Sunday, June 22, 2008

Of educational ICT conferences and the teacher problem .....

Last week I headed off to the East Riding ICT Conference. Started at 9am, ran on through to half 4. Digital learning was the theme. Morning was due to be all about the Learning Platform and the afternoon was all about e-safety.
It started okay, with a good coffee and a look round the people shilling their collective wares. Educational software everywhere I look. And we're not buying.

It started to go downhill once the presentations from invited speakers started. If you were a primary school headteacher giving a keynote speech to delegates at the conference you would have prepared something wouldn't you? I know I would. But not this headteacher. She seemed to think it would be enough to just stand in front of the room, flap vaguely in the direction of the screen, forget how her own Learning Platform is organised and generally bore the arse off everyone in the crowd. Second speaker wasn't much better really, although by this stage I'd become far more interested in the contents of the carrier bags we were given as we had wandered around the exhibitor stands.

Thankfully, the presentations after break were a damn sight better. This was the first time anyone had managed to simply and effectively explain what a LP is, what work is involved and an approximate timescale for the work (a lot of work and 2-3 years respectively).
In fact, the entire day could easily have been 2 hours long. The presentation by a couple of secondary schools and a primary from Driffield. Then lunch. Then we could have all gone home.

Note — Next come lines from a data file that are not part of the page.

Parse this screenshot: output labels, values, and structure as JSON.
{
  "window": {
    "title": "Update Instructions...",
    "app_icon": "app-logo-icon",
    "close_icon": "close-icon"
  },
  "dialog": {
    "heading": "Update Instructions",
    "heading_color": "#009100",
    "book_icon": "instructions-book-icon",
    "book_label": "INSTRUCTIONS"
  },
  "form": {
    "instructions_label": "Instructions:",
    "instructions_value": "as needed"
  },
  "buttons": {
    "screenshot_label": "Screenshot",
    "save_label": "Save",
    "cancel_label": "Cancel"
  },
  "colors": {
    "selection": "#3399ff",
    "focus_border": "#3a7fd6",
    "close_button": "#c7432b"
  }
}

Lunch was okay, but nothing like I'd been led to believe we'd get from this venue. Just sandwiches and salad and pork pies. (Teachers always remember the quality of the free lunch far more than the actual day).
In fact we ended up wandering down the corridor with our plates and saw another set of food by the second exhibitor's room. This was a lot better with cous cous, breadsticks, dips, wedges and much more. So I tucked in. Luckily I was out of there before the other conference taking place in the hotel came out for their lunch, because that's what I was eating. Ooops. Very nice though. They even had fruit cake for dessert later. I sneaked round and had some of that when it was quiet as well.

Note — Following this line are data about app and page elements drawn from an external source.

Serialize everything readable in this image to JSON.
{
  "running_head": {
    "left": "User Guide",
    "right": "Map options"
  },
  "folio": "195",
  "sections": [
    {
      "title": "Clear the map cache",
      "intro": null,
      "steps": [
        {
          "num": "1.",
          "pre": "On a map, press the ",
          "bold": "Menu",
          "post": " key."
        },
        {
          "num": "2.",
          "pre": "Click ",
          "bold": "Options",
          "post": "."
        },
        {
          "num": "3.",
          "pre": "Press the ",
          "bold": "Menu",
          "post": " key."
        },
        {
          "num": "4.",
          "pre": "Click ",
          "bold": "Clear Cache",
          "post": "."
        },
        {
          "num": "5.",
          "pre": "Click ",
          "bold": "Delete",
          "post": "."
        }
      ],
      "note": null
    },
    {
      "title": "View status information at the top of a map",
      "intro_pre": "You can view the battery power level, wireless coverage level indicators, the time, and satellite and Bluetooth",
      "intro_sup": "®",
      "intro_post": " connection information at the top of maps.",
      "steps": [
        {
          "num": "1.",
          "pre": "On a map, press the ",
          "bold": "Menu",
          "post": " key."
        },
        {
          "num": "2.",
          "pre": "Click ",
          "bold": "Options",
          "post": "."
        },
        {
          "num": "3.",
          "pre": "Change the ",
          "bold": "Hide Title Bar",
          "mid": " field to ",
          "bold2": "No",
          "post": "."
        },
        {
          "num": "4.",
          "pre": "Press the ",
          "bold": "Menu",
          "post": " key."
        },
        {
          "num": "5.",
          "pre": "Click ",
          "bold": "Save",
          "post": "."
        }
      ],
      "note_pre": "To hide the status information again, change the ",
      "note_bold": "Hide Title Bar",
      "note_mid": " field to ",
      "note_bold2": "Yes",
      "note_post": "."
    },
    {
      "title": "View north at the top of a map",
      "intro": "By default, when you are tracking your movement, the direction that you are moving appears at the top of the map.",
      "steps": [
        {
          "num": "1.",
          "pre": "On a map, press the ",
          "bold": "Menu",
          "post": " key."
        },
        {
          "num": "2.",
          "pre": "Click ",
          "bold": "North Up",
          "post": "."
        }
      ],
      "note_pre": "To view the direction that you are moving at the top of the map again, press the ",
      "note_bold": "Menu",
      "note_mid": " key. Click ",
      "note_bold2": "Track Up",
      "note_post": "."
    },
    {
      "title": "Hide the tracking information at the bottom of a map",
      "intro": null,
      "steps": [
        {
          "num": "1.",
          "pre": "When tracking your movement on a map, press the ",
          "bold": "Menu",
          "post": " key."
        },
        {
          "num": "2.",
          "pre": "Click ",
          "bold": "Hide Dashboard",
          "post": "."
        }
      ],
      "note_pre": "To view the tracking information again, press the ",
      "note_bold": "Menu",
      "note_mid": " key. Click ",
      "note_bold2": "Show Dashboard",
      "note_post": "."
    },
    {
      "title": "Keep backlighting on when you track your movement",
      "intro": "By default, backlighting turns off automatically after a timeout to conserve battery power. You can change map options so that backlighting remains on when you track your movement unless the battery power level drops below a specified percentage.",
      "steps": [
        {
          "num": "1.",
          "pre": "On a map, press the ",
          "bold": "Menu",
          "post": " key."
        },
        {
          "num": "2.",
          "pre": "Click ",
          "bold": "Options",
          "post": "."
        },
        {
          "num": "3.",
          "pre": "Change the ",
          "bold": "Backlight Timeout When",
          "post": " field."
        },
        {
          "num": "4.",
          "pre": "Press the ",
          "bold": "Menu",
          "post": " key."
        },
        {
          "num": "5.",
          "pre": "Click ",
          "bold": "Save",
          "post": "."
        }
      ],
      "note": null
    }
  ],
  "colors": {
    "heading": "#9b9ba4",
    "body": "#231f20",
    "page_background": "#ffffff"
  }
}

Afternoon. Not as good as the morning session. Although it did have a great presentation of Web 2.0 by one of the East Riding's tech people. He actually had a sense of how to present to an audience and was witty, fast and informative. Of course, what he was saying was a little basic. In fact at one point as he was desperately trying to get over to the audience of education folks about new media and web 2.0, I was twittering to the blog and thought the irony was quite nice.

Which leads to the problem with teachers and educators. As a group we're (they're) meant to be educating the next generation of young people and connecting with them. Yet when asked for a show of hands, about 10% had visited social networking sites and less than 2% actually had a profile on one of them.
Teachers are still coming to terms with computers as objects on a par with electronic typewriters. A Smartboard is a piece of incredibly difficult tech. Unless you're under 16 in which case the only problem can sometimes be being tall enough to reach the top). A lot of teachers still relate to the Internet as nothing more than a big book and they're just about getting to grips with e-mail.

Unfortunately for them, the pace of change is just too much for them to come to grips with. Their main problem is that we live in a technological age where innovation is continuous, and new is happening far quicker than it used to. Unfortunately for them, the one section of society that can cope with all this all-pervading newness, who laugh in the face of innovation is children. And we happen to have a great many of those in schools.
This is why the children accept new innovations in mobile technology, treat video uploading and instant messaging and countless other means of communicating with each other and the wider world.
I could go in on Monday and deliver a great lesson on Web 2.0 to Year 3. They'd get it straight away. But there are teachers who I could show this to and they'd be terrified. You could show them this and they'd probably run.

1 comment:

  1. Anonymous12:39 AM

    I'm sure I can relate to some of those teachers - not that I'm a teacher. It's the coming to terms with technology bit that gets me every time. I grew up at a time when computers were only just beginning to be introduced to high schools.

    I never got used to the things until I started using them extensively for colouring my artwork. Teaching myself to use what little part of Adobe Photoshop that I do use was an absolute nightmare!

    I'm only just starting to wrap my head around the internet (and how long has THAT been around for now?)! Talk about feeling obsolete before your time...